Down to the last line, restate the listing below exactly.

Given entries: Begin

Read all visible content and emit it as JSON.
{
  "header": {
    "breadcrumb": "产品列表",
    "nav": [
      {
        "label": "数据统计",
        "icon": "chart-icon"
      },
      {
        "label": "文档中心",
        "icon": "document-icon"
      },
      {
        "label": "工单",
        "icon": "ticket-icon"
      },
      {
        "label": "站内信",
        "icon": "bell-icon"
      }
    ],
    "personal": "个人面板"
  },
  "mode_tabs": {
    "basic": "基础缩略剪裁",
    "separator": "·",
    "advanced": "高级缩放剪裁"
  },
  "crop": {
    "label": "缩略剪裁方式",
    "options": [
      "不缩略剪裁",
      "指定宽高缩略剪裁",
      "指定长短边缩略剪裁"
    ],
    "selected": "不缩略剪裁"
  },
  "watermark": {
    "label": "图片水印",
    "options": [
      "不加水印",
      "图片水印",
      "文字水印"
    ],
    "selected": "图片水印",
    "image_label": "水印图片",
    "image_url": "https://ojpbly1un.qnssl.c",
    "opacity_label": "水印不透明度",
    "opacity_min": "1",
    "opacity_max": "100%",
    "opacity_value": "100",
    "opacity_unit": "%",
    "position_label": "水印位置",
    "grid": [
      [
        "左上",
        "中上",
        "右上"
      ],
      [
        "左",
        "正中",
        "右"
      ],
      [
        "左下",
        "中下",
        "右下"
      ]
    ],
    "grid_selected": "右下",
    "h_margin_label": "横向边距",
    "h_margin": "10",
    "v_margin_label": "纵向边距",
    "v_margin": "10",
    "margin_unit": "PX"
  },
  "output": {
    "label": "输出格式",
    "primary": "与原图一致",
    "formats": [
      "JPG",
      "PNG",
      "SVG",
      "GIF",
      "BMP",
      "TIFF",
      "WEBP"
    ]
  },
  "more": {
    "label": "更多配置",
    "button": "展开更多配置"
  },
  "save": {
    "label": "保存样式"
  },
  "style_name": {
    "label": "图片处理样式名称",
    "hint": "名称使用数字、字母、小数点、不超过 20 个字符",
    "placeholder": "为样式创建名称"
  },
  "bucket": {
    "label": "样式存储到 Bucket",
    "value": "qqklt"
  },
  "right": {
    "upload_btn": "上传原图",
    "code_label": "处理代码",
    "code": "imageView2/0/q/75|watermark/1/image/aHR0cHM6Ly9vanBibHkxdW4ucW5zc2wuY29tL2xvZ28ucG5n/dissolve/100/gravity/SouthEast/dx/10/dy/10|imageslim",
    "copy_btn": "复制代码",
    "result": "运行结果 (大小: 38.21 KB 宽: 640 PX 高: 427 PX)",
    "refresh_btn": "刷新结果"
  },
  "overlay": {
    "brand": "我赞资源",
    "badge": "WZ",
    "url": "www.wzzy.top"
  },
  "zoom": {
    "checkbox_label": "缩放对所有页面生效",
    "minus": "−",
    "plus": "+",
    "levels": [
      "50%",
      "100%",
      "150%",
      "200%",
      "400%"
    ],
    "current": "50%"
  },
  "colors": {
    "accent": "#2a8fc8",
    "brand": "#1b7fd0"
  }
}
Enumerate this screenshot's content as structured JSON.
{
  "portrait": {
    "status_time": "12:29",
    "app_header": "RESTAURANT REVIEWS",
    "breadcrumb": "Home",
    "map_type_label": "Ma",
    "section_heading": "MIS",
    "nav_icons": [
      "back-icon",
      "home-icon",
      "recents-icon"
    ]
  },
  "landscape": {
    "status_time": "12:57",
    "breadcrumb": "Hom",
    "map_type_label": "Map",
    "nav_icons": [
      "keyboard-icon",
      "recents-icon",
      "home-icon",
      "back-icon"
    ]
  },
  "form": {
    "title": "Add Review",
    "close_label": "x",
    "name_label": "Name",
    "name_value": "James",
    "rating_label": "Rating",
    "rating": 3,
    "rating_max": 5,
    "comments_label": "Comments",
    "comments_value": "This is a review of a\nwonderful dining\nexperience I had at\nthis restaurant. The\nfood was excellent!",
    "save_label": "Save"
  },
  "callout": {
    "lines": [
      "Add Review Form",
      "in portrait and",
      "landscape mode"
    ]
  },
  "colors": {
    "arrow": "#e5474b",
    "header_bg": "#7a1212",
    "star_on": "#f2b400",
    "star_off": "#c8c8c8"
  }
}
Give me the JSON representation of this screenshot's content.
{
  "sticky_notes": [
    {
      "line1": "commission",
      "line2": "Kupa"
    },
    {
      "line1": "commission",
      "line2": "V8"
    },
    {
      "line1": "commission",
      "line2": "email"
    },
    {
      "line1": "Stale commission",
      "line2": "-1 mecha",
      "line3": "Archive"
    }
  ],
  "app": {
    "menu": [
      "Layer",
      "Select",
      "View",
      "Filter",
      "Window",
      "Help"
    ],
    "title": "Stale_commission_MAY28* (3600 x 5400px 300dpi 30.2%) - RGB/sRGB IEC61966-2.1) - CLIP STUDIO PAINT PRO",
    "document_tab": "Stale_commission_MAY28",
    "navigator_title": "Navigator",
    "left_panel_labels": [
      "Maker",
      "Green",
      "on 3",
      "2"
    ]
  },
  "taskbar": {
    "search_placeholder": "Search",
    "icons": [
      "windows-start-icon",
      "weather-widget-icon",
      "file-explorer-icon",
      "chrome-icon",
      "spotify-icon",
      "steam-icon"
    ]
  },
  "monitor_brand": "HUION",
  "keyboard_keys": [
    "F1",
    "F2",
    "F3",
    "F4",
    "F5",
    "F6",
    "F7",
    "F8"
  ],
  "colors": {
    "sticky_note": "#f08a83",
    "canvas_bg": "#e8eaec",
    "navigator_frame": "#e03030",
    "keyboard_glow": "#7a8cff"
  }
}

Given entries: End

Task response:
Read all visible content and emit it as JSON.
{
  "header": {
    "breadcrumb": "产品列表",
    "nav": [
      {
        "label": "数据统计",
        "icon": "chart-icon"
      },
      {
        "label": "文档中心",
        "icon": "document-icon"
      },
      {
        "label": "工单",
        "icon": "ticket-icon"
      },
      {
        "label": "站内信",
        "icon": "bell-icon"
      }
    ],
    "personal": "个人面板"
  },
  "mode_tabs": {
    "basic": "基础缩略剪裁",
    "separator": "·",
    "advanced": "高级缩放剪裁"
  },
  "crop": {
    "label": "缩略剪裁方式",
    "options": [
      "不缩略剪裁",
      "指定宽高缩略剪裁",
      "指定长短边缩略剪裁"
    ],
    "selected": "不缩略剪裁"
  },
  "watermark": {
    "label": "图片水印",
    "options": [
      "不加水印",
      "图片水印",
      "文字水印"
    ],
    "selected": "图片水印",
    "image_label": "水印图片",
    "image_url": "https://ojpbly1un.qnssl.c",
    "opacity_label": "水印不透明度",
    "opacity_min": "1",
    "opacity_max": "100%",
    "opacity_value": "100",
    "opacity_unit": "%",
    "position_label": "水印位置",
    "grid": [
      [
        "左上",
        "中上",
        "右上"
      ],
      [
        "左",
        "正中",
        "右"
      ],
      [
        "左下",
        "中下",
        "右下"
      ]
    ],
    "grid_selected": "右下",
    "h_margin_label": "横向边距",
    "h_margin": "10",
    "v_margin_label": "纵向边距",
    "v_margin": "10",
    "margin_unit": "PX"
  },
  "output": {
    "label": "输出格式",
    "primary": "与原图一致",
    "formats": [
      "JPG",
      "PNG",
      "SVG",
      "GIF",
      "BMP",
      "TIFF",
      "WEBP"
    ]
  },
  "more": {
    "label": "更多配置",
    "button": "展开更多配置"
  },
  "save": {
    "label": "保存样式"
  },
  "style_name": {
    "label": "图片处理样式名称",
    "hint": "名称使用数字、字母、小数点、不超过 20 个字符",
    "placeholder": "为样式创建名称"
  },
  "bucket": {
    "label": "样式存储到 Bucket",
    "value": "qqklt"
  },
  "right": {
    "upload_btn": "上传原图",
    "code_label": "处理代码",
    "code": "imageView2/0/q/75|watermark/1/image/aHR0cHM6Ly9vanBibHkxdW4ucW5zc2wuY29tL2xvZ28ucG5n/dissolve/100/gravity/SouthEast/dx/10/dy/10|imageslim",
    "copy_btn": "复制代码",
    "result": "运行结果 (大小: 38.21 KB 宽: 640 PX 高: 427 PX)",
    "refresh_btn": "刷新结果"
  },
  "overlay": {
    "brand": "我赞资源",
    "badge": "WZ",
    "url": "www.wzzy.top"
  },
  "zoom": {
    "checkbox_label": "缩放对所有页面生效",
    "minus": "−",
    "plus": "+",
    "levels": [
      "50%",
      "100%",
      "150%",
      "200%",
      "400%"
    ],
    "current": "50%"
  },
  "colors": {
    "accent": "#2a8fc8",
    "brand": "#1b7fd0"
  }
}
Enumerate this screenshot's content as structured JSON.
{
  "portrait": {
    "status_time": "12:29",
    "app_header": "RESTAURANT REVIEWS",
    "breadcrumb": "Home",
    "map_type_label": "Ma",
    "section_heading": "MIS",
    "nav_icons": [
      "back-icon",
      "home-icon",
      "recents-icon"
    ]
  },
  "landscape": {
    "status_time": "12:57",
    "breadcrumb": "Hom",
    "map_type_label": "Map",
    "nav_icons": [
      "keyboard-icon",
      "recents-icon",
      "home-icon",
      "back-icon"
    ]
  },
  "form": {
    "title": "Add Review",
    "close_label": "x",
    "name_label": "Name",
    "name_value": "James",
    "rating_label": "Rating",
    "rating": 3,
    "rating_max": 5,
    "comments_label": "Comments",
    "comments_value": "This is a review of a\nwonderful dining\nexperience I had at\nthis restaurant. The\nfood was excellent!",
    "save_label": "Save"
  },
  "callout": {
    "lines": [
      "Add Review Form",
      "in portrait and",
      "landscape mode"
    ]
  },
  "colors": {
    "arrow": "#e5474b",
    "header_bg": "#7a1212",
    "star_on": "#f2b400",
    "star_off": "#c8c8c8"
  }
}
Give me the JSON representation of this screenshot's content.
{
  "sticky_notes": [
    {
      "line1": "commission",
      "line2": "Kupa"
    },
    {
      "line1": "commission",
      "line2": "V8"
    },
    {
      "line1": "commission",
      "line2": "email"
    },
    {
      "line1": "Stale commission",
      "line2": "-1 mecha",
      "line3": "Archive"
    }
  ],
  "app": {
    "menu": [
      "Layer",
      "Select",
      "View",
      "Filter",
      "Window",
      "Help"
    ],
    "title": "Stale_commission_MAY28* (3600 x 5400px 300dpi 30.2%) - RGB/sRGB IEC61966-2.1) - CLIP STUDIO PAINT PRO",
    "document_tab": "Stale_commission_MAY28",
    "navigator_title": "Navigator",
    "left_panel_labels": [
      "Maker",
      "Green",
      "on 3",
      "2"
    ]
  },
  "taskbar": {
    "search_placeholder": "Search",
    "icons": [
      "windows-start-icon",
      "weather-widget-icon",
      "file-explorer-icon",
      "chrome-icon",
      "spotify-icon",
      "steam-icon"
    ]
  },
  "monitor_brand": "HUION",
  "keyboard_keys": [
    "F1",
    "F2",
    "F3",
    "F4",
    "F5",
    "F6",
    "F7",
    "F8"
  ],
  "colors": {
    "sticky_note": "#f08a83",
    "canvas_bg": "#e8eaec",
    "navigator_frame": "#e03030",
    "keyboard_glow": "#7a8cff"
  }
}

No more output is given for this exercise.